**Action item:** The word "title" may appear in some lines of the data; copy every such line.

**Data records for software interfaces:**
************
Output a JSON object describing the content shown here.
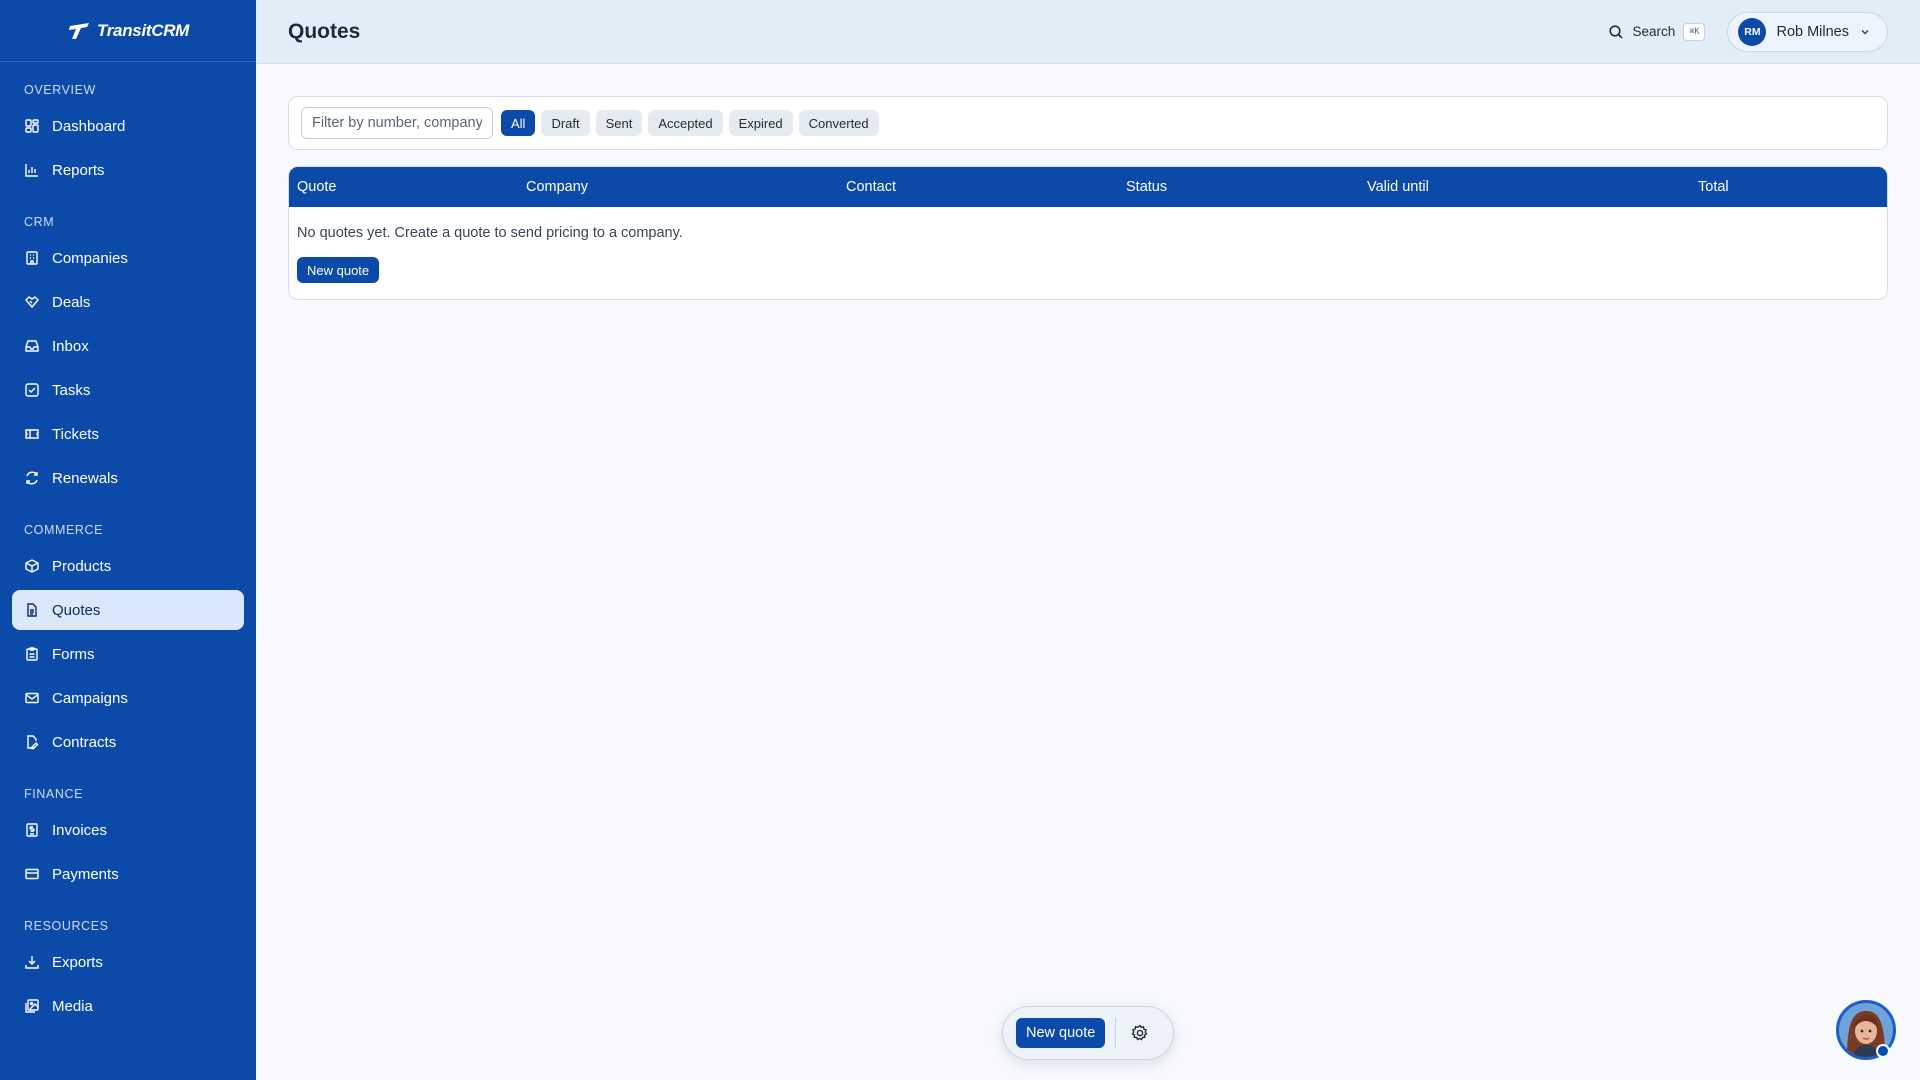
{
  "app": {
    "brand": "TransitCRM"
  },
  "sidebar": {
    "sections": [
      {
        "label": "OVERVIEW",
        "items": [
          {
            "label": "Dashboard",
            "icon": "dashboard-icon"
          },
          {
            "label": "Reports",
            "icon": "bar-chart-icon"
          }
        ]
      },
      {
        "label": "CRM",
        "items": [
          {
            "label": "Companies",
            "icon": "building-icon"
          },
          {
            "label": "Deals",
            "icon": "handshake-icon"
          },
          {
            "label": "Inbox",
            "icon": "inbox-icon"
          },
          {
            "label": "Tasks",
            "icon": "checkbox-icon"
          },
          {
            "label": "Tickets",
            "icon": "ticket-icon"
          },
          {
            "label": "Renewals",
            "icon": "refresh-icon"
          }
        ]
      },
      {
        "label": "COMMERCE",
        "items": [
          {
            "label": "Products",
            "icon": "package-icon"
          },
          {
            "label": "Quotes",
            "icon": "document-icon",
            "active": true
          },
          {
            "label": "Forms",
            "icon": "clipboard-icon"
          },
          {
            "label": "Campaigns",
            "icon": "mail-icon"
          },
          {
            "label": "Contracts",
            "icon": "file-signature-icon"
          }
        ]
      },
      {
        "label": "FINANCE",
        "items": [
          {
            "label": "Invoices",
            "icon": "receipt-icon"
          },
          {
            "label": "Payments",
            "icon": "credit-card-icon"
          }
        ]
      },
      {
        "label": "RESOURCES",
        "items": [
          {
            "label": "Exports",
            "icon": "download-icon"
          },
          {
            "label": "Media",
            "icon": "images-icon"
          }
        ]
      }
    ]
  },
  "header": {
    "title": "Quotes",
    "search_label": "Search",
    "search_shortcut": "⌘K",
    "user": {
      "initials": "RM",
      "name": "Rob Milnes"
    }
  },
  "filters": {
    "placeholder": "Filter by number, company, contact",
    "chips": [
      "All",
      "Draft",
      "Sent",
      "Accepted",
      "Expired",
      "Converted"
    ],
    "active": "All"
  },
  "table": {
    "columns": [
      "Quote",
      "Company",
      "Contact",
      "Status",
      "Valid until",
      "Total"
    ],
    "empty_message": "No quotes yet. Create a quote to send pricing to a company.",
    "empty_action": "New quote"
  },
  "floating_bar": {
    "primary_label": "New quote",
    "settings_icon": "gear-icon"
  },
  "assistant": {
    "icon": "assistant-avatar-icon"
  },
  "colors": {
    "brand": "#0b4aa8",
    "sidebar_active_bg": "#dbe8fb",
    "header_bg": "#e3edf8",
    "page_bg": "#f7f9fc"
  }
}
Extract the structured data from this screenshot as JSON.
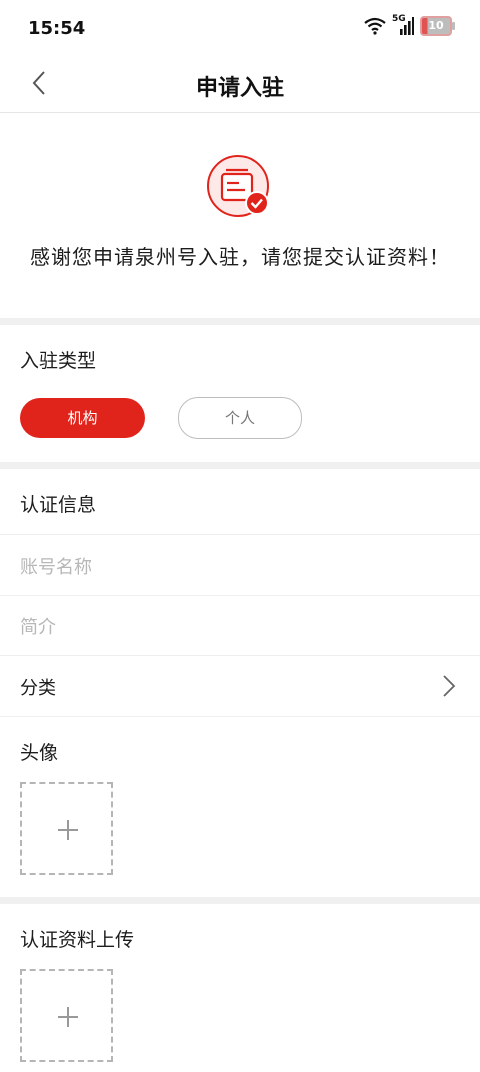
{
  "status_bar": {
    "time": "15:54",
    "network": "5G",
    "battery": "10"
  },
  "nav": {
    "title": "申请入驻"
  },
  "hero": {
    "message": "感谢您申请泉州号入驻，请您提交认证资料！"
  },
  "entry_type": {
    "title": "入驻类型",
    "options": [
      {
        "label": "机构",
        "selected": true
      },
      {
        "label": "个人",
        "selected": false
      }
    ]
  },
  "cert_info": {
    "title": "认证信息",
    "account_name_placeholder": "账号名称",
    "intro_placeholder": "简介",
    "category_label": "分类",
    "avatar_label": "头像"
  },
  "upload_section": {
    "title": "认证资料上传"
  },
  "colors": {
    "accent": "#e1241b",
    "divider": "#f0f0f0"
  }
}
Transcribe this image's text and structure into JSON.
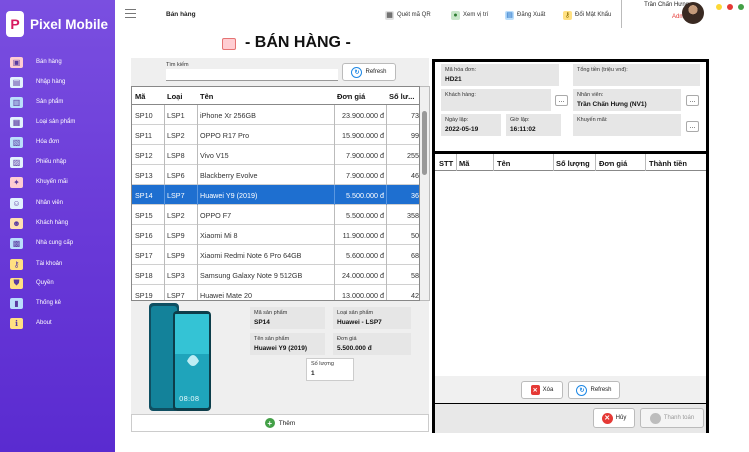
{
  "app": {
    "name": "Pixel Mobile",
    "logo_letter": "P"
  },
  "sidebar": {
    "items": [
      {
        "label": "Bán hàng",
        "icon": "store-icon",
        "color": "#ffcdd2"
      },
      {
        "label": "Nhập hàng",
        "icon": "warehouse-icon",
        "color": "#e3f2fd"
      },
      {
        "label": "Sản phẩm",
        "icon": "product-icon",
        "color": "#bbdefb"
      },
      {
        "label": "Loại sản phẩm",
        "icon": "category-icon",
        "color": "#e3f2fd"
      },
      {
        "label": "Hóa đơn",
        "icon": "invoice-icon",
        "color": "#bbdefb"
      },
      {
        "label": "Phiếu nhập",
        "icon": "receipt-icon",
        "color": "#e3f2fd"
      },
      {
        "label": "Khuyến mãi",
        "icon": "gift-icon",
        "color": "#ffcdd2"
      },
      {
        "label": "Nhân viên",
        "icon": "staff-icon",
        "color": "#e3f2fd"
      },
      {
        "label": "Khách hàng",
        "icon": "customer-icon",
        "color": "#ffe0b2"
      },
      {
        "label": "Nhà cung cấp",
        "icon": "supplier-icon",
        "color": "#bbdefb"
      },
      {
        "label": "Tài khoản",
        "icon": "key-icon",
        "color": "#ffe082"
      },
      {
        "label": "Quyền",
        "icon": "shield-icon",
        "color": "#ffe082"
      },
      {
        "label": "Thống kê",
        "icon": "chart-icon",
        "color": "#bbdefb"
      },
      {
        "label": "About",
        "icon": "info-icon",
        "color": "#ffe082"
      }
    ]
  },
  "topbar": {
    "breadcrumb": "Bán hàng",
    "actions": [
      {
        "label": "Quét mã QR",
        "icon": "qr-icon"
      },
      {
        "label": "Xem vị trí",
        "icon": "location-icon"
      },
      {
        "label": "Đăng Xuất",
        "icon": "logout-icon"
      },
      {
        "label": "Đổi Mật Khẩu",
        "icon": "key-icon"
      }
    ],
    "user": {
      "name": "Trần Chấn Hưng",
      "role": "Admin"
    },
    "window_dots": [
      "#fdd835",
      "#e53935",
      "#43a047"
    ]
  },
  "page": {
    "title": "- BÁN HÀNG -"
  },
  "search": {
    "label": "Tìm kiếm",
    "value": "",
    "refresh_label": "Refresh"
  },
  "product_table": {
    "headers": [
      "Mã",
      "Loại",
      "Tên",
      "Đơn giá",
      "Số lư..."
    ],
    "rows": [
      {
        "ma": "SP10",
        "loai": "LSP1",
        "ten": "iPhone Xr 256GB",
        "gia": "23.900.000 đ",
        "sl": "73"
      },
      {
        "ma": "SP11",
        "loai": "LSP2",
        "ten": "OPPO R17 Pro",
        "gia": "15.900.000 đ",
        "sl": "99"
      },
      {
        "ma": "SP12",
        "loai": "LSP8",
        "ten": "Vivo V15",
        "gia": "7.900.000 đ",
        "sl": "255"
      },
      {
        "ma": "SP13",
        "loai": "LSP6",
        "ten": "Blackberry Evolve",
        "gia": "7.900.000 đ",
        "sl": "46"
      },
      {
        "ma": "SP14",
        "loai": "LSP7",
        "ten": "Huawei Y9 (2019)",
        "gia": "5.500.000 đ",
        "sl": "36",
        "selected": true
      },
      {
        "ma": "SP15",
        "loai": "LSP2",
        "ten": "OPPO F7",
        "gia": "5.500.000 đ",
        "sl": "358"
      },
      {
        "ma": "SP16",
        "loai": "LSP9",
        "ten": "Xiaomi Mi 8",
        "gia": "11.900.000 đ",
        "sl": "50"
      },
      {
        "ma": "SP17",
        "loai": "LSP9",
        "ten": "Xiaomi Redmi Note 6 Pro 64GB",
        "gia": "5.600.000 đ",
        "sl": "68"
      },
      {
        "ma": "SP18",
        "loai": "LSP3",
        "ten": "Samsung Galaxy Note 9 512GB",
        "gia": "24.000.000 đ",
        "sl": "58"
      },
      {
        "ma": "SP19",
        "loai": "LSP7",
        "ten": "Huawei Mate 20",
        "gia": "13.000.000 đ",
        "sl": "42"
      }
    ]
  },
  "detail": {
    "ma_sp_label": "Mã sản phẩm",
    "ma_sp": "SP14",
    "loai_sp_label": "Loại sản phẩm",
    "loai_sp": "Huawei - LSP7",
    "ten_sp_label": "Tên sản phẩm",
    "ten_sp": "Huawei Y9 (2019)",
    "gia_label": "Đơn giá",
    "gia": "5.500.000 đ",
    "sl_label": "Số lượng",
    "sl": "1",
    "add_label": "Thêm"
  },
  "invoice": {
    "ma_hd_label": "Mã hóa đơn:",
    "ma_hd": "HD21",
    "tong_label": "Tổng tiền (triệu vnđ):",
    "tong": "",
    "khach_label": "Khách hàng:",
    "khach": "",
    "nv_label": "Nhân viên:",
    "nv": "Trần Chấn Hưng (NV1)",
    "ngay_label": "Ngày lập:",
    "ngay": "2022-05-19",
    "gio_label": "Giờ lập:",
    "gio": "16:11:02",
    "km_label": "Khuyến mãi:",
    "km": "",
    "dots": "..."
  },
  "cart": {
    "headers": [
      "STT",
      "Mã",
      "Tên",
      "Số lượng",
      "Đơn giá",
      "Thành tiền"
    ],
    "delete_label": "Xóa",
    "refresh_label": "Refresh"
  },
  "footer": {
    "cancel_label": "Hủy",
    "pay_label": "Thanh toán"
  }
}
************
**Result for this exercise:**
    "title": "Quotes",
    "title": "申请入驻"
    "title": "入驻类型",
    "title": "认证信息",
    "title": "认证资料上传"
    "title": "- BÁN HÀNG -"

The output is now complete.